● HOW TO COMPLETE THIS TASK: Lines in the listing that hold the string "data" need to be tallied, and the total given alone.
=======
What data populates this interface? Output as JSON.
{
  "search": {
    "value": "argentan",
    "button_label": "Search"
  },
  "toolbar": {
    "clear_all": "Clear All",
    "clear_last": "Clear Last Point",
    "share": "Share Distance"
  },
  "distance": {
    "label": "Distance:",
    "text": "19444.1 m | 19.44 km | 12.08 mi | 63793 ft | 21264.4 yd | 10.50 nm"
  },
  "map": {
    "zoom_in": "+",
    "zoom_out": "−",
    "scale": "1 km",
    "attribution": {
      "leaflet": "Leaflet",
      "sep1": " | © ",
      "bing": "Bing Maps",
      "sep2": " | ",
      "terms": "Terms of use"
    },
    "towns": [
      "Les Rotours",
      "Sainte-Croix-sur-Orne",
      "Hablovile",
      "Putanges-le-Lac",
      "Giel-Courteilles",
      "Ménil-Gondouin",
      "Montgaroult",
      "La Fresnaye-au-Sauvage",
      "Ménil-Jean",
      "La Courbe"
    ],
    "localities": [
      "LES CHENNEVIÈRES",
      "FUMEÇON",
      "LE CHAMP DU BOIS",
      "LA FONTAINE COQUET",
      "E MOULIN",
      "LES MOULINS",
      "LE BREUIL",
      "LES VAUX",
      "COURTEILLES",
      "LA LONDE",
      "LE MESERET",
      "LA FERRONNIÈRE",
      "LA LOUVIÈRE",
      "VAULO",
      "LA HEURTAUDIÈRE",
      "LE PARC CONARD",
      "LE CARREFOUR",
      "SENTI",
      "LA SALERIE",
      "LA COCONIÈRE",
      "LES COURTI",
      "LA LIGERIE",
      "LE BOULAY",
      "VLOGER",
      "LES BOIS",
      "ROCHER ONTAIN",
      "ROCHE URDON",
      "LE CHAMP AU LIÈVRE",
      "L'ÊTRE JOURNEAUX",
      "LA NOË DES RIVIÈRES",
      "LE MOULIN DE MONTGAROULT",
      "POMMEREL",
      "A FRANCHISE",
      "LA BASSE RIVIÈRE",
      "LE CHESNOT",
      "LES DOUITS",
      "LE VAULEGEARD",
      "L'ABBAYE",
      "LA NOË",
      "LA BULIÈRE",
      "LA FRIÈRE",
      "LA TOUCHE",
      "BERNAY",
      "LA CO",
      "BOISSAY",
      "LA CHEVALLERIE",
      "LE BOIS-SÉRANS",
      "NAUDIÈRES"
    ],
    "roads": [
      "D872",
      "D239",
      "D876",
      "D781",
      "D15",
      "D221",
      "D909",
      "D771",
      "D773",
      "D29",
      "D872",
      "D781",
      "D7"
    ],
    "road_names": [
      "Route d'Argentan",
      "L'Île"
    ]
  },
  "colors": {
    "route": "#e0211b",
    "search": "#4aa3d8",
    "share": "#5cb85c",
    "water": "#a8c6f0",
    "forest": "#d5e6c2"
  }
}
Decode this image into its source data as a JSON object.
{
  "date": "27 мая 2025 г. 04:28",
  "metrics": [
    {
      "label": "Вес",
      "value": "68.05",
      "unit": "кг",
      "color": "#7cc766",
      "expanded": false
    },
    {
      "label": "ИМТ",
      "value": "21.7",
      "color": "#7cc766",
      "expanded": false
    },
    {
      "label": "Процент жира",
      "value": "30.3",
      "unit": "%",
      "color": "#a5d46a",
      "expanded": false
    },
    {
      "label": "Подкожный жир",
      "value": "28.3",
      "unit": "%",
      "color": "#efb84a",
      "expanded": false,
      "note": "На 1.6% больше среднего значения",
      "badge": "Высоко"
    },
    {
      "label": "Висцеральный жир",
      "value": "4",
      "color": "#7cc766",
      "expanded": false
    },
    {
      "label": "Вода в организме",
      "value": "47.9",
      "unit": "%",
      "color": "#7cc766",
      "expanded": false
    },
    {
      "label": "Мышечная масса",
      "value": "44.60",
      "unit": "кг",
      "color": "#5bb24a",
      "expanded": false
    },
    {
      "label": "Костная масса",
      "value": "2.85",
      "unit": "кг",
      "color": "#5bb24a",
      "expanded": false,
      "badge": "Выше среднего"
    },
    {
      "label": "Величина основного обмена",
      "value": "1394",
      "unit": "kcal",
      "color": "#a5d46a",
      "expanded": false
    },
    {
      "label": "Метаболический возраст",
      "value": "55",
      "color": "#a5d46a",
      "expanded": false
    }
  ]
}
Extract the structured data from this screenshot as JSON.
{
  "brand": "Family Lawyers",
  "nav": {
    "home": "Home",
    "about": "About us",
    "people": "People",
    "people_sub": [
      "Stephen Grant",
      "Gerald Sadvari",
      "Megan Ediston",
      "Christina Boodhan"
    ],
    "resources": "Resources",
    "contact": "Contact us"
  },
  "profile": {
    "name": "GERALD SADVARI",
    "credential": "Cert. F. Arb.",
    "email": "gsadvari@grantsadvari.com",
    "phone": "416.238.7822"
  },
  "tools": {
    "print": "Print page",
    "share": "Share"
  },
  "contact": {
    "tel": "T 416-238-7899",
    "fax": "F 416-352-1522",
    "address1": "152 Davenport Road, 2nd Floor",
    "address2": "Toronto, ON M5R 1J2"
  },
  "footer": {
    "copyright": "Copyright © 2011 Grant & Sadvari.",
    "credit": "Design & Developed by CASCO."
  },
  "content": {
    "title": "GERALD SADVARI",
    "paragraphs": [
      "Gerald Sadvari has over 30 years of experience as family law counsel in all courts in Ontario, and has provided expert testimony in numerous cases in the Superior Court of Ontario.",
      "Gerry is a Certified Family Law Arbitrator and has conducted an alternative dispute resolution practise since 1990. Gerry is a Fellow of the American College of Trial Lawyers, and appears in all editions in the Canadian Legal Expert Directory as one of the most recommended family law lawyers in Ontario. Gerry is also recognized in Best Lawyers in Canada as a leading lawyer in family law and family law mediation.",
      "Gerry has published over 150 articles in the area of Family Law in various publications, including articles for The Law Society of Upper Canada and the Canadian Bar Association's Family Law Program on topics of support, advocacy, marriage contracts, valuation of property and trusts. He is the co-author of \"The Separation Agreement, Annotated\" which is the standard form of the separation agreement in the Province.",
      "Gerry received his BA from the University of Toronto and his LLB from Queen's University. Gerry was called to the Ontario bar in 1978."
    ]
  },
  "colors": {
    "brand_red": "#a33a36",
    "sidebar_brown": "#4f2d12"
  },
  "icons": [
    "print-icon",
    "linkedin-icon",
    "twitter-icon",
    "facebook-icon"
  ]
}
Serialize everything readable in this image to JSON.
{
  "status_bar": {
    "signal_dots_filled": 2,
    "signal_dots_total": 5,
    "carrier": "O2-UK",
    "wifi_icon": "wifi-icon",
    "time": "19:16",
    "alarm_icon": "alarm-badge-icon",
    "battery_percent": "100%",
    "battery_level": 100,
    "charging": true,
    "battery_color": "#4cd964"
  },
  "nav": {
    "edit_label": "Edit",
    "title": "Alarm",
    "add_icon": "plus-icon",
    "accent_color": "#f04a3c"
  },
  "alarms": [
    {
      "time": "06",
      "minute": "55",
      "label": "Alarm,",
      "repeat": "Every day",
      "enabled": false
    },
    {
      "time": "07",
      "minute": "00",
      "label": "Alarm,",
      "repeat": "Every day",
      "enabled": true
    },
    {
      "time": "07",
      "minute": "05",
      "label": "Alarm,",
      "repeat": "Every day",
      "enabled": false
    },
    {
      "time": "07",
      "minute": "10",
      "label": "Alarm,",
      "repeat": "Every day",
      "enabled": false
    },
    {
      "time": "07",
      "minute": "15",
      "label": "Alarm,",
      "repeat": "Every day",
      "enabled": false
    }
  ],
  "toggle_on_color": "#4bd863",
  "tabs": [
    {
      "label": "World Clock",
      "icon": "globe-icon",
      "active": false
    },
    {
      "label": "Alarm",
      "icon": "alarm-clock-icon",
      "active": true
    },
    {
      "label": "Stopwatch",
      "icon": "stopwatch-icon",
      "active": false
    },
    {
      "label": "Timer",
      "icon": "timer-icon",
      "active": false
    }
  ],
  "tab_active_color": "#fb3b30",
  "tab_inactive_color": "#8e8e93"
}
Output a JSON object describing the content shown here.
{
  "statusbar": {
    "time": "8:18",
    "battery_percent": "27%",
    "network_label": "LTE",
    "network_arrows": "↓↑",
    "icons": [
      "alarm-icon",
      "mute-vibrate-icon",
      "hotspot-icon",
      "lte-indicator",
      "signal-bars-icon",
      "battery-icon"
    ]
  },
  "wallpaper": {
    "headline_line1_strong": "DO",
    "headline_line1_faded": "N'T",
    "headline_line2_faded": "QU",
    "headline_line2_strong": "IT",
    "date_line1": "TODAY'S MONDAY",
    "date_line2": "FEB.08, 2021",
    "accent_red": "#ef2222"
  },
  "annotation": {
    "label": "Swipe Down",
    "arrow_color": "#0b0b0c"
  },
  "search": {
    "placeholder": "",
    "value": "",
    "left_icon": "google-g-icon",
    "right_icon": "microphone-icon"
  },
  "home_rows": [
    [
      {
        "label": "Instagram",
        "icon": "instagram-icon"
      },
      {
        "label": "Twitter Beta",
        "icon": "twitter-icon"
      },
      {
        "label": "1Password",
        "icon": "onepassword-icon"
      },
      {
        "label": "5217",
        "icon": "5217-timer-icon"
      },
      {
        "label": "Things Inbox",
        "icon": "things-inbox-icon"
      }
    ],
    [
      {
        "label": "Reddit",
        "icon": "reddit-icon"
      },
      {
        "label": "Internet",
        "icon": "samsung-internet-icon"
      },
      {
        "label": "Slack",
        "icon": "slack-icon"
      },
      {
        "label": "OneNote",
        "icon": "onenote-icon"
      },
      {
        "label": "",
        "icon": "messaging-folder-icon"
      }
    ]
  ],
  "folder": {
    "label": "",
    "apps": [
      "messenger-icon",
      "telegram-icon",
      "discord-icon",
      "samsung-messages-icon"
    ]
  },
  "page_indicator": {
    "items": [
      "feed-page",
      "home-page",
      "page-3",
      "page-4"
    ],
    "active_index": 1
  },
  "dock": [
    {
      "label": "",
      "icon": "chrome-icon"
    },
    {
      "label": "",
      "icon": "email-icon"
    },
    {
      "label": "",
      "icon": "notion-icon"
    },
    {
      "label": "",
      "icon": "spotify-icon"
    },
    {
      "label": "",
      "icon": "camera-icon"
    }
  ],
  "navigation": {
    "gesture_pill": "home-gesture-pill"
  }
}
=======
● WRITTEN ANSWER: 3